But that's kind of a rational diet, and it's very close to a paleo diet. So anyway, this study kind of confirms all that. Not to get off into dietary choices. I know everybody with their own dietary preference is going to chime in. In my office I see patients that are vegetarian, that are vegan, that are ketogenic, that are paleo, that are auto immune paleo, gaps diet, elemental diet. We see all of that. They all have applications in certain patients at certain times. But if I was to pick a single diet that was kind of a default diet, the foundational diet you start from in most everybody, I think, it would be probably a slightly modified, possibly supplemented paleo diet. That's what I think is adequate for most people.

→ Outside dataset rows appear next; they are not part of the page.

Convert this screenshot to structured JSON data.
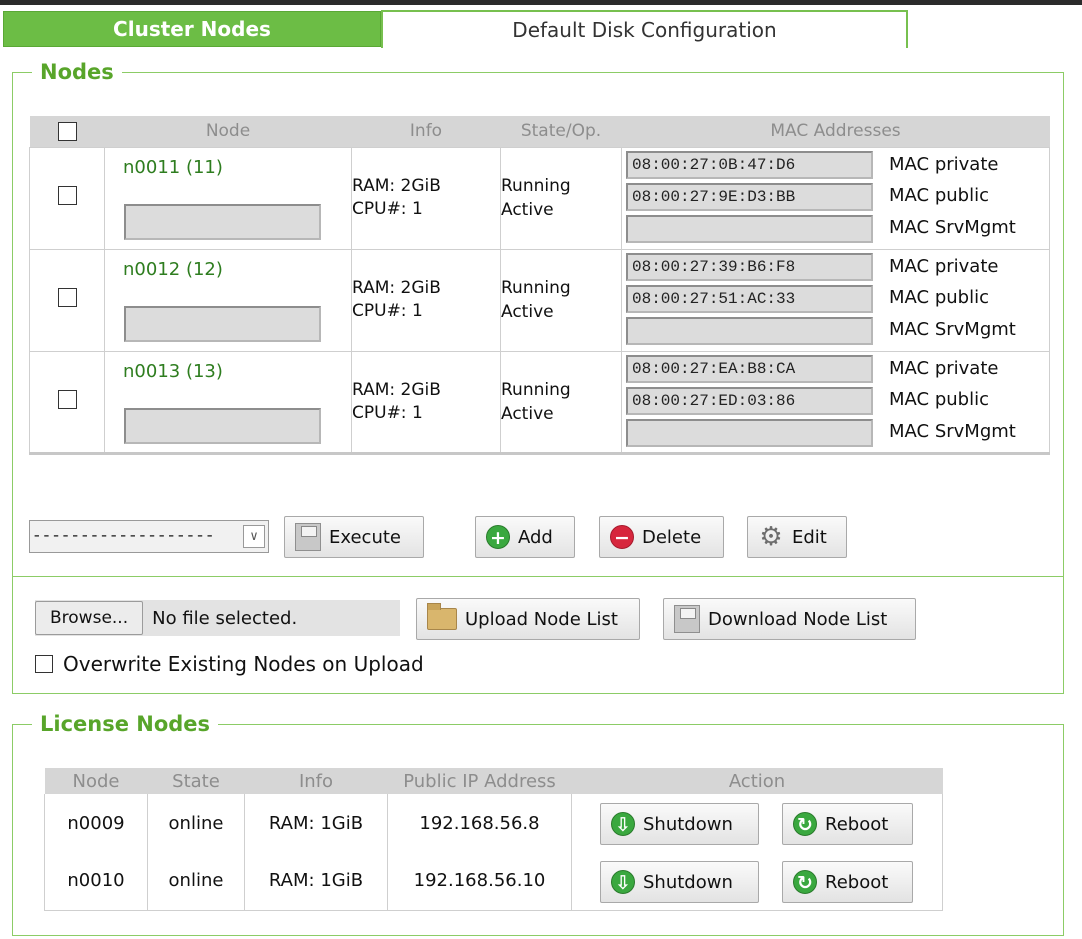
{
  "tabs": [
    {
      "label": "Cluster Nodes",
      "active": true
    },
    {
      "label": "Default Disk Configuration",
      "active": false
    }
  ],
  "nodes_section": {
    "title": "Nodes",
    "columns": [
      "Node",
      "Info",
      "State/Op.",
      "MAC Addresses"
    ],
    "rows": [
      {
        "name": "n0011 (11)",
        "ram": "RAM: 2GiB",
        "cpu": "CPU#: 1",
        "state": "Running",
        "op": "Active",
        "macs": [
          "08:00:27:0B:47:D6",
          "08:00:27:9E:D3:BB",
          ""
        ]
      },
      {
        "name": "n0012 (12)",
        "ram": "RAM: 2GiB",
        "cpu": "CPU#: 1",
        "state": "Running",
        "op": "Active",
        "macs": [
          "08:00:27:39:B6:F8",
          "08:00:27:51:AC:33",
          ""
        ]
      },
      {
        "name": "n0013 (13)",
        "ram": "RAM: 2GiB",
        "cpu": "CPU#: 1",
        "state": "Running",
        "op": "Active",
        "macs": [
          "08:00:27:EA:B8:CA",
          "08:00:27:ED:03:86",
          ""
        ]
      }
    ],
    "mac_labels": [
      "MAC private",
      "MAC public",
      "MAC SrvMgmt"
    ],
    "action_select": "-------------------",
    "buttons": {
      "execute": "Execute",
      "add": "Add",
      "delete": "Delete",
      "edit": "Edit"
    }
  },
  "upload": {
    "browse_label": "Browse...",
    "file_text": "No file selected.",
    "upload_label": "Upload Node List",
    "download_label": "Download Node List",
    "overwrite_label": "Overwrite Existing Nodes on Upload"
  },
  "license_section": {
    "title": "License Nodes",
    "columns": [
      "Node",
      "State",
      "Info",
      "Public IP Address",
      "Action"
    ],
    "rows": [
      {
        "node": "n0009",
        "state": "online",
        "info": "RAM: 1GiB",
        "ip": "192.168.56.8"
      },
      {
        "node": "n0010",
        "state": "online",
        "info": "RAM: 1GiB",
        "ip": "192.168.56.10"
      }
    ],
    "shutdown_label": "Shutdown",
    "reboot_label": "Reboot"
  },
  "icons": {
    "execute": "disk-icon",
    "add": "plus-circle-icon",
    "delete": "minus-circle-icon",
    "edit": "gear-icon",
    "upload": "folder-icon",
    "download": "disk-icon",
    "shutdown": "power-icon",
    "reboot": "reload-icon"
  },
  "colors": {
    "accent": "#6cbd45",
    "section_title": "#58a52a",
    "node_link": "#2e7d1f",
    "header_bg": "#d6d6d6"
  }
}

Now do you periodically fast? Do you periodically go into ketosis? Do you periodically do vegetarian for a while? Yes. You can do all that. Back to the study. It basically says high fat, low carb, better choice. Simple as that. So the writing is more and more on the wall. The information's getting out there. How long is it going to take for the medical community to really embrace this? Your guess is as good as mine. I'll probably be having this same discussion with you eight years from now. But for now, I want you to be aware. Functionalmedicineuniversity.com. They have a public area where you can get to some articles. This article is by Jill Carnahan. Groundbreaking news, low fat diets increase risk of death, study says. You can also, if you Google that title, I think you'll come up with Jill Carnahan's website. Basically same article is there. All right, that's it for today. Eat fat for your health. Train for performance and live the life you love today. Have a good one.